Provided information —
-----

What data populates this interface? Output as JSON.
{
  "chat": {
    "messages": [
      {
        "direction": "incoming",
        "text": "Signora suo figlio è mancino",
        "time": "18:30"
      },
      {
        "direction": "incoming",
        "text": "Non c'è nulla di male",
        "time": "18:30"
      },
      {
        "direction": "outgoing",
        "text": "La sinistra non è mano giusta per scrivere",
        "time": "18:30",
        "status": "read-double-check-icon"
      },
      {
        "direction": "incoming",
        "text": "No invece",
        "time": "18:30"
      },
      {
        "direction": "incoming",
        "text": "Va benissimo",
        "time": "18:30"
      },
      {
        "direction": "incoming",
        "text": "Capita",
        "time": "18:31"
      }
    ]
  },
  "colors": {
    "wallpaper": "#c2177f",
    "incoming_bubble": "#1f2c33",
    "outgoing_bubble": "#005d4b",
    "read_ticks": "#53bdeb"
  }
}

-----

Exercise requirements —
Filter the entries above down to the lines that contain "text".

Task response —
        "text": "Signora suo figlio è mancino",
        "text": "Non c'è nulla di male",
        "text": "La sinistra non è mano giusta per scrivere",
        "text": "No invece",
        "text": "Va benissimo",
        "text": "Capita",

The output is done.